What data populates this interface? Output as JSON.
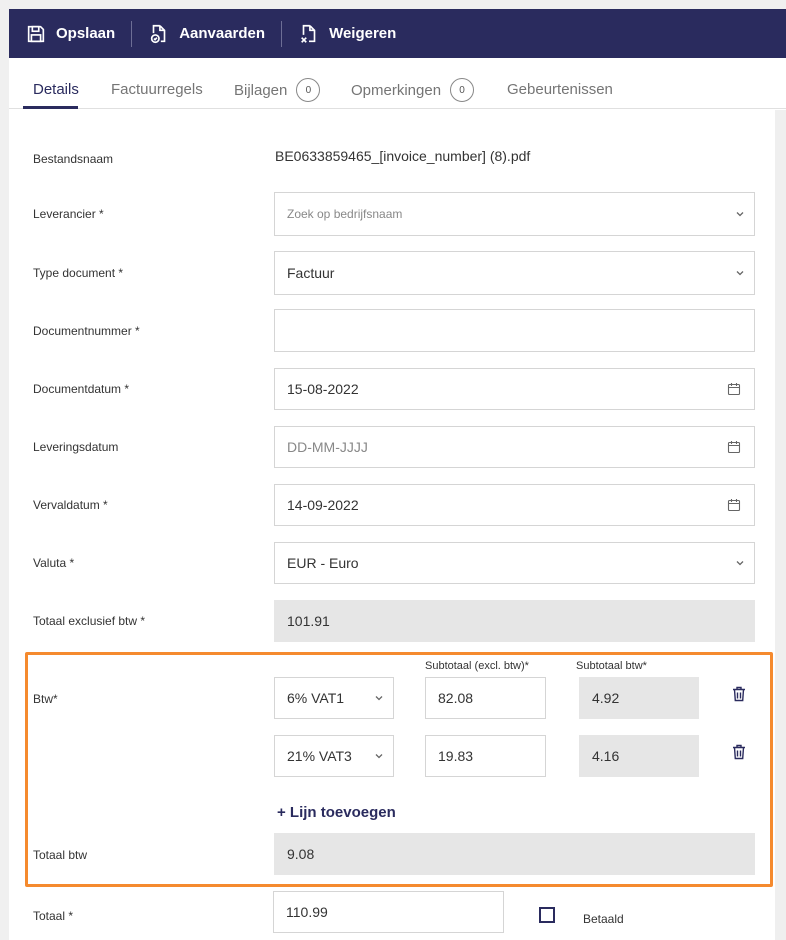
{
  "toolbar": {
    "save_label": "Opslaan",
    "accept_label": "Aanvaarden",
    "reject_label": "Weigeren"
  },
  "tabs": [
    {
      "label": "Details",
      "active": true
    },
    {
      "label": "Factuurregels"
    },
    {
      "label": "Bijlagen",
      "count": "0"
    },
    {
      "label": "Opmerkingen",
      "count": "0"
    },
    {
      "label": "Gebeurtenissen"
    }
  ],
  "form": {
    "filename_label": "Bestandsnaam",
    "filename_value": "BE0633859465_[invoice_number] (8).pdf",
    "supplier_label": "Leverancier *",
    "supplier_placeholder": "Zoek op bedrijfsnaam",
    "doctype_label": "Type document *",
    "doctype_value": "Factuur",
    "docnumber_label": "Documentnummer *",
    "docnumber_value": "",
    "docdate_label": "Documentdatum *",
    "docdate_value": "15-08-2022",
    "deliverydate_label": "Leveringsdatum",
    "deliverydate_placeholder": "DD-MM-JJJJ",
    "duedate_label": "Vervaldatum *",
    "duedate_value": "14-09-2022",
    "currency_label": "Valuta *",
    "currency_value": "EUR - Euro",
    "total_excl_label": "Totaal exclusief btw *",
    "total_excl_value": "101.91"
  },
  "vat": {
    "label": "Btw*",
    "subtotal_excl_header": "Subtotaal (excl. btw)*",
    "subtotal_vat_header": "Subtotaal btw*",
    "lines": [
      {
        "rate": "6% VAT1",
        "subtotal_excl": "82.08",
        "subtotal_vat": "4.92"
      },
      {
        "rate": "21% VAT3",
        "subtotal_excl": "19.83",
        "subtotal_vat": "4.16"
      }
    ],
    "add_line_label": "+ Lijn toevoegen",
    "total_label": "Totaal btw",
    "total_value": "9.08"
  },
  "total": {
    "label": "Totaal *",
    "value": "110.99",
    "paid_label": "Betaald",
    "paid_checked": false
  },
  "colors": {
    "primary": "#2a2b5e",
    "highlight": "#f58a2e",
    "readonly_bg": "#e6e6e6"
  },
  "icons": {
    "save": "floppy-disk-icon",
    "accept": "document-accept-icon",
    "reject": "document-reject-icon",
    "dropdown": "chevron-down-icon",
    "date": "calendar-icon",
    "delete": "trash-icon"
  }
}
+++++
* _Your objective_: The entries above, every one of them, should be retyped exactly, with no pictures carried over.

* _Answer_:
What data populates this interface? Output as JSON.
{
  "toolbar": {
    "save_label": "Opslaan",
    "accept_label": "Aanvaarden",
    "reject_label": "Weigeren"
  },
  "tabs": [
    {
      "label": "Details",
      "active": true
    },
    {
      "label": "Factuurregels"
    },
    {
      "label": "Bijlagen",
      "count": "0"
    },
    {
      "label": "Opmerkingen",
      "count": "0"
    },
    {
      "label": "Gebeurtenissen"
    }
  ],
  "form": {
    "filename_label": "Bestandsnaam",
    "filename_value": "BE0633859465_[invoice_number] (8).pdf",
    "supplier_label": "Leverancier *",
    "supplier_placeholder": "Zoek op bedrijfsnaam",
    "doctype_label": "Type document *",
    "doctype_value": "Factuur",
    "docnumber_label": "Documentnummer *",
    "docnumber_value": "",
    "docdate_label": "Documentdatum *",
    "docdate_value": "15-08-2022",
    "deliverydate_label": "Leveringsdatum",
    "deliverydate_placeholder": "DD-MM-JJJJ",
    "duedate_label": "Vervaldatum *",
    "duedate_value": "14-09-2022",
    "currency_label": "Valuta *",
    "currency_value": "EUR - Euro",
    "total_excl_label": "Totaal exclusief btw *",
    "total_excl_value": "101.91"
  },
  "vat": {
    "label": "Btw*",
    "subtotal_excl_header": "Subtotaal (excl. btw)*",
    "subtotal_vat_header": "Subtotaal btw*",
    "lines": [
      {
        "rate": "6% VAT1",
        "subtotal_excl": "82.08",
        "subtotal_vat": "4.92"
      },
      {
        "rate": "21% VAT3",
        "subtotal_excl": "19.83",
        "subtotal_vat": "4.16"
      }
    ],
    "add_line_label": "+ Lijn toevoegen",
    "total_label": "Totaal btw",
    "total_value": "9.08"
  },
  "total": {
    "label": "Totaal *",
    "value": "110.99",
    "paid_label": "Betaald",
    "paid_checked": false
  },
  "colors": {
    "primary": "#2a2b5e",
    "highlight": "#f58a2e",
    "readonly_bg": "#e6e6e6"
  },
  "icons": {
    "save": "floppy-disk-icon",
    "accept": "document-accept-icon",
    "reject": "document-reject-icon",
    "dropdown": "chevron-down-icon",
    "date": "calendar-icon",
    "delete": "trash-icon"
  }
}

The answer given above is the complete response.